Maritime archaeology focuses on our naval past and explores historic and prehistoric relationships with the sea and inland waters. It is a specialized science combining techniques developed by archaeologists, marine scientists, historians, anthropologists, geologists, forensic specialists, oceanographers, and naval architects. Underwater archaeology requires strong diving skills to gather data underwater. Documenting and excavating a site by strict archaeological standards is a meticulous and time-consuming process.
Maritime archaeologists carefully record the precise location of every artifact on a shipwreck, just as a forensic scientist does at a crime scene. From this data, scientists reconstruct the lifeways of the people who lived and worked on the ship and learn much about the design and construction of the vessel itself. Shipwreck excavations can entail the recovery of large objects, such as 15-foot-long anchors, along with delicate ones, such as the wings of insects once present below deck. Not even the smallest artifact is lost. Samples are taken for laboratory analysis and species or substance identification, metallurgical composition or radiocarbon dating. Moreover, everything recovered is cared for in perpetuity.
Why Does Maritime Archaeology Matter?
For most of human existence, ships were the only way to transport people, goods, and ideas over long distances. Ships allowed global exploration, the formation of colonial empires and the development of the world economy that we all participate in today. Beneath the surface of our oceans, lakes, rivers, and wetlands lay evidence of these activities in the form of sunken ships and locally-built workboats, as well as the remains of piers, wharves, collapsed lighthouses and other maritime features.
Shipwreck sites are particularly attractive to archaeologists because they act as virtual time capsules. Everything on board a sailing vessel has the potential to be preserved. This includes organic artifacts made of wood, bone, cloth or leather that would not usually survive on land.
The maritime archaeology of St. Augustine waters is remarkably significant as this is the oldest port city in the United States. For nearly five centuries, ships voyaged to and from this colonial outpost. Hundreds of Native, Spanish, French, English, and American ships have been lost to the shifting sands and treacherous waters, each forming a unique time capsule giving archaeologists an exceptional view of a multi-cultural past.

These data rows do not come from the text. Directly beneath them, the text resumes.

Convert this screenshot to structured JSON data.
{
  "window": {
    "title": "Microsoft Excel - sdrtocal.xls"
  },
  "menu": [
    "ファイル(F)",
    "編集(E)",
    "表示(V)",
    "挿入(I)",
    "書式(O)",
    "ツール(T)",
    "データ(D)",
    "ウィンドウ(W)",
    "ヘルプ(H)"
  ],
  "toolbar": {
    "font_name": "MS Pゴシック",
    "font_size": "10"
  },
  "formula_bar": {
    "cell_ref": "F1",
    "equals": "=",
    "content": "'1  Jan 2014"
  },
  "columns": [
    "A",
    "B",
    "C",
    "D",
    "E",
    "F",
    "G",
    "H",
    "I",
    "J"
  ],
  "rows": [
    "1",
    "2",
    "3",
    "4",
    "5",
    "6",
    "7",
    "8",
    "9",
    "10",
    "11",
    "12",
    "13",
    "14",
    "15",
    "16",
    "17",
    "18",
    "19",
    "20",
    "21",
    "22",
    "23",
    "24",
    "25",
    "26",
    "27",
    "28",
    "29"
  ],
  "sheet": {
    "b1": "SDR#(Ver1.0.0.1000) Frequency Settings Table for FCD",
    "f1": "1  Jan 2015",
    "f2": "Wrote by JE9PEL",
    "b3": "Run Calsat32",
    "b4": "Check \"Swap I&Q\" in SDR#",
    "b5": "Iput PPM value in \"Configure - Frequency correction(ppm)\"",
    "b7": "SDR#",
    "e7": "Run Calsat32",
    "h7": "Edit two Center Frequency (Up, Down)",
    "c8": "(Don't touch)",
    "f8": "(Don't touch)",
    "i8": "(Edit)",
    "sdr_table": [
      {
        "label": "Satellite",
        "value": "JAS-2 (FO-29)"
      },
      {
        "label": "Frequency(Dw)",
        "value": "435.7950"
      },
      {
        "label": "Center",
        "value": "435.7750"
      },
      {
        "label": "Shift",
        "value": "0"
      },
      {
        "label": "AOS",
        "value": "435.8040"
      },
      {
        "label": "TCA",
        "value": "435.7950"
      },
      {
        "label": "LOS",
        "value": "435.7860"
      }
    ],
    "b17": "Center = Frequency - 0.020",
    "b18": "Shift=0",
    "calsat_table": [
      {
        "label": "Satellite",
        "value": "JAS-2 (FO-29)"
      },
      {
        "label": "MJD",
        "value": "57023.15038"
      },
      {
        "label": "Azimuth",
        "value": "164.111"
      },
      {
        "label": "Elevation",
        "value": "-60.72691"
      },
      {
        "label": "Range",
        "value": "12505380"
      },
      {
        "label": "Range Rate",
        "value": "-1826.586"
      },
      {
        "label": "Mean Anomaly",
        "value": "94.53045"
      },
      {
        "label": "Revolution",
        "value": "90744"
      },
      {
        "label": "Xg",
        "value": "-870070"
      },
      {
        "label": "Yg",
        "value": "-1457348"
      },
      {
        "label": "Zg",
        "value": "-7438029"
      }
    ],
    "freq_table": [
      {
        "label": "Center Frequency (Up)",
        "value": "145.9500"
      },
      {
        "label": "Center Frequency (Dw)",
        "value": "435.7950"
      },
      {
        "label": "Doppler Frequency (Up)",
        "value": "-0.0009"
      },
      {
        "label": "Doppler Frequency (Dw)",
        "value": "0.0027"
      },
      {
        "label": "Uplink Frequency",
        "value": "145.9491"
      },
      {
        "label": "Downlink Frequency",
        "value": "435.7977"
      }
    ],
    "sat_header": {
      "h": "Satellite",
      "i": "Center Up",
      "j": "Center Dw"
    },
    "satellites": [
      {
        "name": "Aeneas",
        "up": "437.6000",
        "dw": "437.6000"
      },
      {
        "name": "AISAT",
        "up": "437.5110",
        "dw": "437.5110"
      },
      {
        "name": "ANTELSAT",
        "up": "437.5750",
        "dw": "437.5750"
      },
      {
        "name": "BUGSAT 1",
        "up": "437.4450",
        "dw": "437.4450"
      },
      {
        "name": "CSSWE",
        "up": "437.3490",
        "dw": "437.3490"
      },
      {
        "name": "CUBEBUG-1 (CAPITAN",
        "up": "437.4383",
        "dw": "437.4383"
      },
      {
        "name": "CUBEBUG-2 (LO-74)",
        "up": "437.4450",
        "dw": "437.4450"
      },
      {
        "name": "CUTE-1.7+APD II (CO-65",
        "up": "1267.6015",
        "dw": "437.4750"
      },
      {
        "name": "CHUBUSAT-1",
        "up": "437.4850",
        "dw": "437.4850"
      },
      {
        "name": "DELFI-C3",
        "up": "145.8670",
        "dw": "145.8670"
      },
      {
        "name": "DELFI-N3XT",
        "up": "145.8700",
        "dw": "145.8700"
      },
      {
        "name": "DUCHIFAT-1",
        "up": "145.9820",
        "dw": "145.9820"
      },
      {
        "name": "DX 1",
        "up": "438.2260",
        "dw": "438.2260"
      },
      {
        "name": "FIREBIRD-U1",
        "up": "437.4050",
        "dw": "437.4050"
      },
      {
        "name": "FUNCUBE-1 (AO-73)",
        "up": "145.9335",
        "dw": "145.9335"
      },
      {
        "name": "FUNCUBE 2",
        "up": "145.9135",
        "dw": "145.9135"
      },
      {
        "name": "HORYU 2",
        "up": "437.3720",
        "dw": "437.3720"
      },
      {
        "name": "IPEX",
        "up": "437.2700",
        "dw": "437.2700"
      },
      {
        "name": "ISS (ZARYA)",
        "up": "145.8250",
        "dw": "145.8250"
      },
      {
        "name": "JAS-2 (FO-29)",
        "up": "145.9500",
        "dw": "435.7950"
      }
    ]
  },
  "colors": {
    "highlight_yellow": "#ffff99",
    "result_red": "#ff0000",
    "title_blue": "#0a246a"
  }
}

Archaeology is not treasure hunting. Museum scientists seek knowledge of the past, not profits through the sale of artifacts. The process of scientific archaeology is so involved that it is just impossible to make a profit without cutting corners. Blowing holes in the seafloor to find gold can destroy the stories that these wrecks might have told. Any artifacts that St. Augustine Lighthouse & Maritime Museum archaeologists bring to the surface remain the property of the State of Florida and are available to learn from in the future. The Museum helps share these stories with visitors from around the globe.
Archaeology is not just in the water. A great deal of time is spent in the lab and in understanding how best to present a story to an audience. Historical records document shipwrecks from the time of St. Augustine’s founding by the Spanish in 1565 through the early 20th century and even today. You can discover the stories of these Lost Ships of St. Augustine that tell of the varied and long maritime heritage of the oldest port in the United States. Visit our, Project Archive to find more discoveries from shipwreck investigations.